Well, we said he was a regular guy. If they gave him a TV show, it’d be
“Everybody Loves Hackl.”
By the way, thanks to his phenomenal ability to stay flat on a speeding sled, Hackl has another nickname:
Hmm. This sport is really kind to its superstars, don’t you think?
A sport for big bellies
But then, luge is that kind of world. It takes the kids who weren’t pretty enough to be figure skaters, weren’t fast enough to be speedskaters and weren’t big enough to be hockey players, and gives them a sled, a helmet and a chance at glory.
Take Adam Heidt, the top U.S. performer Monday. He just missed a medal, finishing fourth behind Austria’s Markus Prock, another luge legend. It was the highest individual finish for a U.S. slider.
“I made history,” said a happy Heidt.
And Adam is perfect for the role. At 5-feet-10 and 200 pounds, he is not exactly svelte. You can’t see him tossing Tara Lipinski into the air. He lists his occupation as “plumber.” And he’s not kidding. Away from the luge track, he helps his father fix sinks on Long Island.
“I had a great time,” said Heidt, whose nickname is Smooth Boy. “Hearing the crowd yell ‘USA!’ I had chills down my spine.”

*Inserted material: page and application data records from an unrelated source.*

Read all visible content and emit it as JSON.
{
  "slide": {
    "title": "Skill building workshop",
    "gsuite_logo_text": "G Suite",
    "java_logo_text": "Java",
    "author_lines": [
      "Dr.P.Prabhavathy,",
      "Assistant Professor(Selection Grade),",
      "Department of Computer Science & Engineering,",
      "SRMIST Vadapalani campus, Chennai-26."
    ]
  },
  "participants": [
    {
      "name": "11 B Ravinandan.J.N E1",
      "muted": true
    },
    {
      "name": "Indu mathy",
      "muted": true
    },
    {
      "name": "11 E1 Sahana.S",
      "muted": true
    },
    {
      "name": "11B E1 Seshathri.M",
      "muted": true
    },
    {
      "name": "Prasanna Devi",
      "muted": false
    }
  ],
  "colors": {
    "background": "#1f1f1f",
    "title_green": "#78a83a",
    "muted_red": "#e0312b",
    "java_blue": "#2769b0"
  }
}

So did most of the crowd. There were 14,000 people at the luge track, which is 13,990 more than there used to be in the early days. Even Jacques Rogge, the president of the International Olympic Committee, was on hand Monday. Perhaps he knows what the rest of the world is finding out. Fans are tired of sequins. They want real men with bellies.

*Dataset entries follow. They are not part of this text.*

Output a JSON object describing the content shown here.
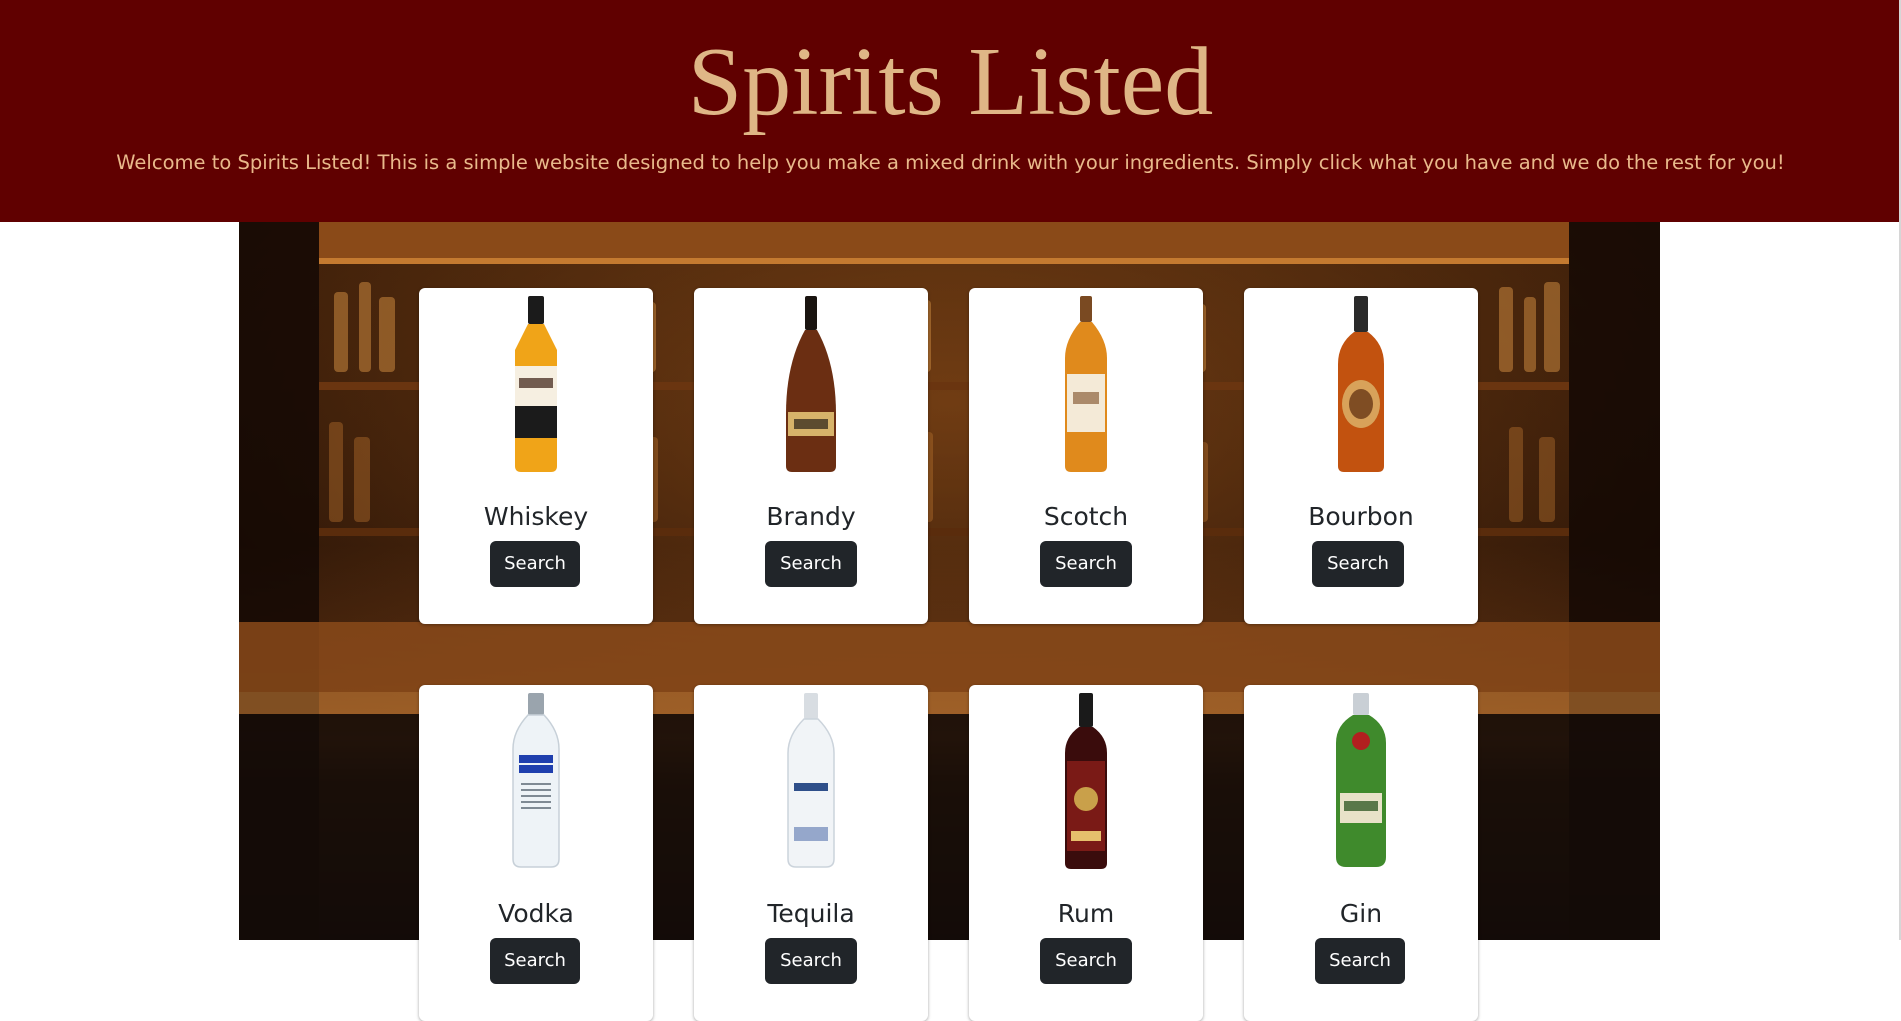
{
  "header": {
    "title": "Spirits Listed",
    "welcome": "Welcome to Spirits Listed! This is a simple website designed to help you make a mixed drink with your ingredients. Simply click what you have and we do the rest for you!"
  },
  "colors": {
    "header_bg": "#600000",
    "title": "#dfb686",
    "button_bg": "#212529",
    "button_text": "#ffffff"
  },
  "spirits": [
    {
      "name": "Whiskey",
      "button": "Search",
      "image": "whiskey-bottle-image"
    },
    {
      "name": "Brandy",
      "button": "Search",
      "image": "brandy-bottle-image"
    },
    {
      "name": "Scotch",
      "button": "Search",
      "image": "scotch-bottle-image"
    },
    {
      "name": "Bourbon",
      "button": "Search",
      "image": "bourbon-bottle-image"
    },
    {
      "name": "Vodka",
      "button": "Search",
      "image": "vodka-bottle-image"
    },
    {
      "name": "Tequila",
      "button": "Search",
      "image": "tequila-bottle-image"
    },
    {
      "name": "Rum",
      "button": "Search",
      "image": "rum-bottle-image"
    },
    {
      "name": "Gin",
      "button": "Search",
      "image": "gin-bottle-image"
    }
  ]
}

Or maybe Jacques is just a sausage lover.
“It was a pretty intense race, being in the middle of guys like Hackl, Zoeggeler and Prock,” said Heidt, summing up the competition. “But they’re not indestructible. We can get them.”
Of course we can. We invented the hamburger.
Contact MITCH ALBOM at 313-223-4581 or firstname.lastname@example.org. Catch “Albom in the Afternoon” 3-6 p.m. weekdays on WJR-AM (760).